Three days late for my next-to-last bloom day of 2020!
We’re still in a moderate drought and I can’t remember the last time it really rained. There’s nothing in the forecast now until a week from today, a 50% chance of rain. On the other hand, it’s gotten cooler, so plants aren’t quite as stressed as they have been. But I’m still watering newly planted seeds — more peas, a lettuce mix, another go-round of arugula — and most of the plants (cukes, squash, tomatoes, basil, parsley) in the vegetable garden. Highs for the next week are forecast to be in the mid-to-low 70s, with a dip into the high 40s one night. (Glad we got that cord of wood delivered and stacked last week!) As I type at 5 p.m., it’s 69F and cloudy, and I have switched to pants and a light flannel shirt.
Inula helenium (Horseheal, elecampane) and hostas are the only things flowering in the shade garden lately. I don’t know the variety of either hosta —
An elecampane or two were given to me by a friend when she was moving, and they have self-seeded all over the place, which I kind of like (they’re easily removed). They’re so tall! And profilic bloomers. And now they’ve fallen over, where I can see their blooms better.
Crocosmia and milkweed (which had to be held up after some heavy winds):
Echinacea (‘Purple Emperor’ and others):
Bee Balm (Monarda) with ‘Hab Grey’ sedum:
Bee Balm (Monarda) with unknown geranium and ‘Halcyon’ hosta:
Bee balm (Monarda) with baptisia and rhododendron behind:
The start of the centaurea (perennial bachelor button) rebloom:
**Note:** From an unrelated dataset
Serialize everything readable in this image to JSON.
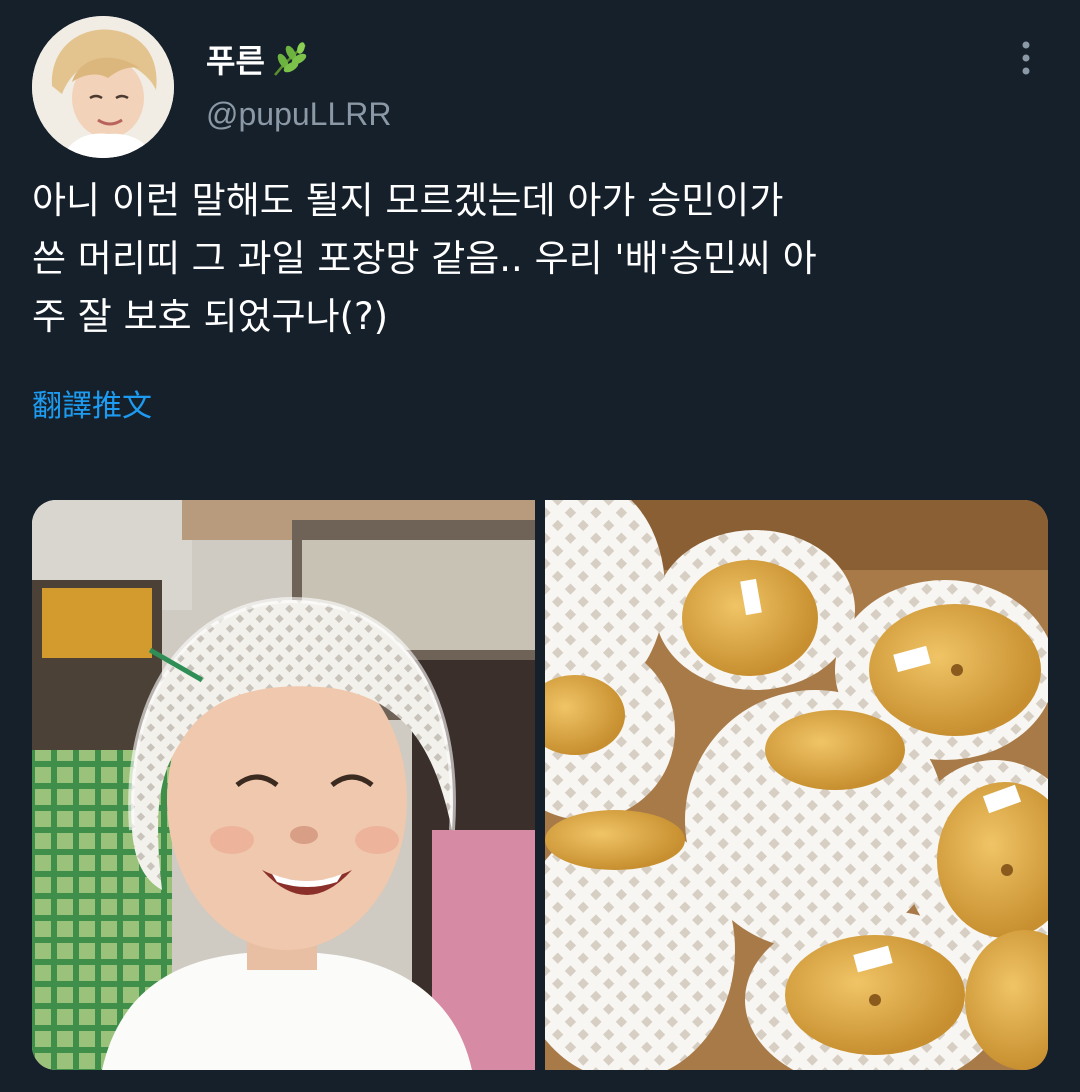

Side Yard, including vegetable garden (among which are sunflower, crocosmia, balsam, cosmos, feverfew, milkweed, and other flowering plants)
Unbidden sunflower (probably from winter birdseed), first in full bloom with lots of attachments … (and crocosmia behind)
An evening shot …
Beloved by bees and wasps …
Now with the red squirrel eating all the flowers to little nubs (thank you, squirrel):
Hummingbird in the crocosmia:
Crocosmia and purple and pink vervain:
One of the perovskia (Russian sage) blooms:
Some self-seeded anise hyssop:
… with monarch … one of the few I’ve seen this year:
The ‘Ellen’s Blue’ buddleia (butterfly bush), planted in 2014 and still alive! in this microclimate spot, attracts everyone:
Along the vegetable garden fence and outside it are these lovelies:
Still waiting for the peaches to be ready to pick. Alllllllllmost time! The last two years, when we’ve had so many peaches (like this year), we harvested the first batches on the 19th (in 2019) and the 20th (in 2018) of August, and looks like we’re on track for about the same this year. I can see some large blushing fruits at the tops of the trees today.
The fennel (which comes back year after year, and spreads) is blooming, attracting many wasps.
And black swallowtail caterpillars!
And the echinacea’s blooming there like everywhere else …
Plus a new woodland sunflower I bought this spring:
Tansy has come back, though I thought I had gotten all of it out (nice contrast with sand cherry foliage).
And swamp milkweed, Asclepias incarnata, is blooming now, too. So far, no oleander aphids, but I know they’ll be along.
I was pleased to welcome the swamp milkweed beetle, shown here on a nearby sensitive fern.
The two summersweet (Clethra alnifolia ‘Ruby Spice’) planted a few years ago have really taken off and widened their sphere of influence.
Some pink phlox and a double daylily teamed up for a neon display among the raspberry bushes.
This is where most of the action is now.
Near the patio are a turk’s cap lily, one of three I planted around the yard in the spring …
… some ‘Paprika’ yarrow …
… Echinops ‘Blue Globe’, which has spread over the years …
…. and a Joe Pye weed (Eutrochium purpureum) that planted itself in a microclimate near the house a few years ago, shown with monarch; this plant, in this spot, blooms 7-10 days earlier than the others of its kind in the yard.
In the back border, the Veronicastrum virginicum ‘Fascination; (culver’s root) is about finished now, but it threw quite a banquet for the insects.
The Joe Pye weed (Eutrochium purpureum) is starting to bloom now.
Some of the rest:
And then there’s this monster squash vine growing from the compost.
The Joe Pye weed and swamp milkweed (incarnata) are nearing their peak bloom, and soon we’ll see the chelone (turtlehead) and the willow gentian blooming … and the peaches beginning to ripen! That’ll keep us busy for a while.
Garden Bloggers’ Bloom Day is hosted by Carol at May Dreams Gardens.